Mazel comes off in Osband’s film as a radical without anger or animus. The viewer is inclined to think this is a ploy but I do not think it is. The camera often fixates on his very calm eyes, not demonically or eerily calm but a calmness that exhibits no tension or ambiguity whatsoever, a person of unshakable conviction, childlike, as person who is all ideology. He captures his banality best when he states, “I’m crazy, but I’m normal.”
In the final scene Osband asks Marzel, “Is there anything you are afraid of?” to which Marzel responds, “Myself.” “I am afraid I will not do what I am supposed to do.” One is compelled to believe he means this sincerely.
What are we to make of all this? Mazel’s conviction makes him largely impenetrable, his mind seems hermetically sealed with a Hobbesian notion about power as the tool of the good he learned from Kahane, an angry and complex man. Morality, empathy for the “other” (i.e. the non-Jew, in this case, the Arab) seems irrelevant to Marzel, not because they are Arab but because they are, and in his mind, always will be, the enemy. Survival, not morality, is what drives him and it does so in a way that lacks any tension. One can almost hear the vitriolic ideology feeding Marzel’s worldview but he seems to have absorbed it in a way that has excised the vitriol and left only the ideology. Yet he does not come off as righteous; he comes off as banal. And there is danger in that banality. One is just not sure what that danger is. It is a danger, I suppose, that enables him to do things others would be afraid to do, a conviction that empowers him to influence others to act similarly. His banality does not make him less guilty of his ideology, it just makes him more difficult to demonize.

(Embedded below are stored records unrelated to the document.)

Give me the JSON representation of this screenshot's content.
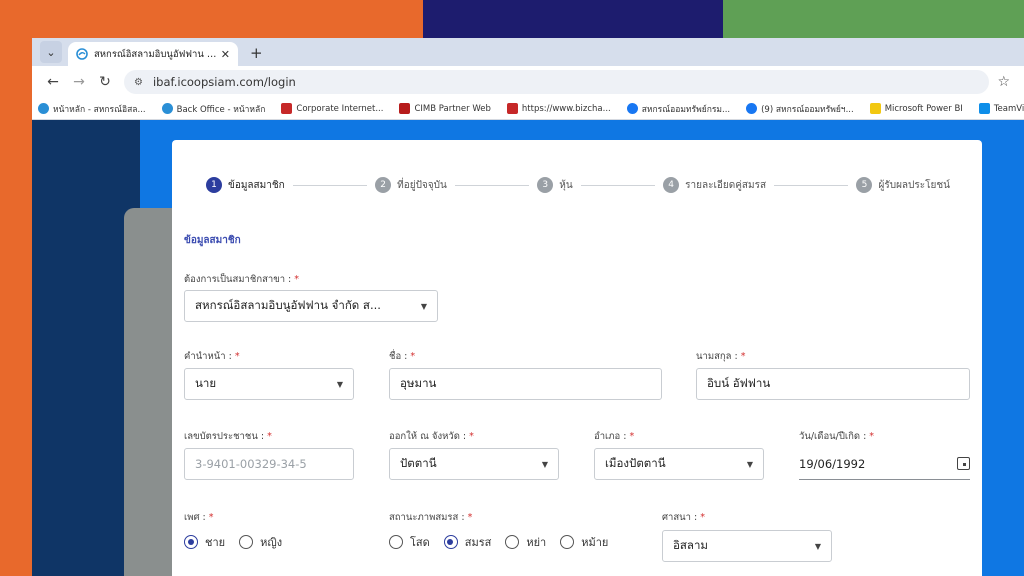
{
  "browser": {
    "tab_title": "สหกรณ์อิสลามอิบนูอัฟฟาน จำกัด",
    "url": "ibaf.icoopsiam.com/login",
    "bookmarks": [
      {
        "label": "หน้าหลัก - สหกรณ์อิสล...",
        "icon": "coop-logo",
        "color": "#2a8fd6"
      },
      {
        "label": "Back Office - หน้าหลัก",
        "icon": "coop-logo",
        "color": "#2a8fd6"
      },
      {
        "label": "Corporate Internet...",
        "icon": "bank-icon",
        "color": "#c62828"
      },
      {
        "label": "CIMB Partner Web",
        "icon": "cimb-icon",
        "color": "#b71c1c"
      },
      {
        "label": "https://www.bizcha...",
        "icon": "bank-icon",
        "color": "#c62828"
      },
      {
        "label": "สหกรณ์ออมทรัพย์กรม...",
        "icon": "facebook-icon",
        "color": "#1877f2"
      },
      {
        "label": "(9) สหกรณ์ออมทรัพย์ฯ...",
        "icon": "facebook-icon",
        "color": "#1877f2"
      },
      {
        "label": "Microsoft Power BI",
        "icon": "powerbi-icon",
        "color": "#f2c811"
      },
      {
        "label": "TeamViewer",
        "icon": "teamviewer-icon",
        "color": "#0e8ee9"
      }
    ]
  },
  "stepper": [
    {
      "num": "1",
      "label": "ข้อมูลสมาชิก",
      "active": true
    },
    {
      "num": "2",
      "label": "ที่อยู่ปัจจุบัน",
      "active": false
    },
    {
      "num": "3",
      "label": "หุ้น",
      "active": false
    },
    {
      "num": "4",
      "label": "รายละเอียดคู่สมรส",
      "active": false
    },
    {
      "num": "5",
      "label": "ผู้รับผลประโยชน์",
      "active": false
    }
  ],
  "form": {
    "section_title": "ข้อมูลสมาชิก",
    "branch": {
      "label": "ต้องการเป็นสมาชิกสาขา :",
      "value": "สหกรณ์อิสลามอิบนูอัฟฟาน จำกัด ส..."
    },
    "prefix": {
      "label": "คำนำหน้า :",
      "value": "นาย"
    },
    "first_name": {
      "label": "ชื่อ :",
      "value": "อุษมาน"
    },
    "last_name": {
      "label": "นามสกุล :",
      "value": "อิบน์ อัฟฟาน"
    },
    "id_card": {
      "label": "เลขบัตรประชาชน :",
      "value": "3-9401-00329-34-5"
    },
    "issue_province": {
      "label": "ออกให้ ณ จังหวัด :",
      "value": "ปัตตานี"
    },
    "district": {
      "label": "อำเภอ :",
      "value": "เมืองปัตตานี"
    },
    "birth_date": {
      "label": "วัน/เดือน/ปีเกิด :",
      "value": "19/06/1992"
    },
    "gender": {
      "label": "เพศ :",
      "options": [
        "ชาย",
        "หญิง"
      ],
      "selected": "ชาย"
    },
    "marital": {
      "label": "สถานะภาพสมรส :",
      "options": [
        "โสด",
        "สมรส",
        "หย่า",
        "หม้าย"
      ],
      "selected": "สมรส"
    },
    "religion": {
      "label": "ศาสนา :",
      "value": "อิสลาม"
    },
    "required_mark": "*"
  },
  "colors": {
    "accent": "#2c3d9e",
    "page_blue": "#0f77e3",
    "navy": "#0f3566"
  }
}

Someone once said of the philosopher Paul deMan that he believed in nothing, “and there is nothing more dangerous than a person who believes in nothing.” Mazel may be just the opposite. He believes with a simplicity that is banal, and perhaps there is nothing more dangerous than a person whose ideology lacks all ambiguity, anger, or vitriol. Such a person could move mountains. Or destroy worlds. Or perhaps neither.
Osband offers us a fascinating window into the mind of a banal radical Jew. One is both compelled and repulsed by Marzel’s conviction, sometimes wishing one could capture that simlicity and then thankful one cannot. Marzel is scary in a very unassuming way. The fear is that there is no fear. And no fear may be the most frightening thing of all.
Arendt was accused of diminishing Eichmann’s evil by claiming it was banal. But maybe the reverse is true. Maybe the banality of evil is actually the most dangerous kind of all.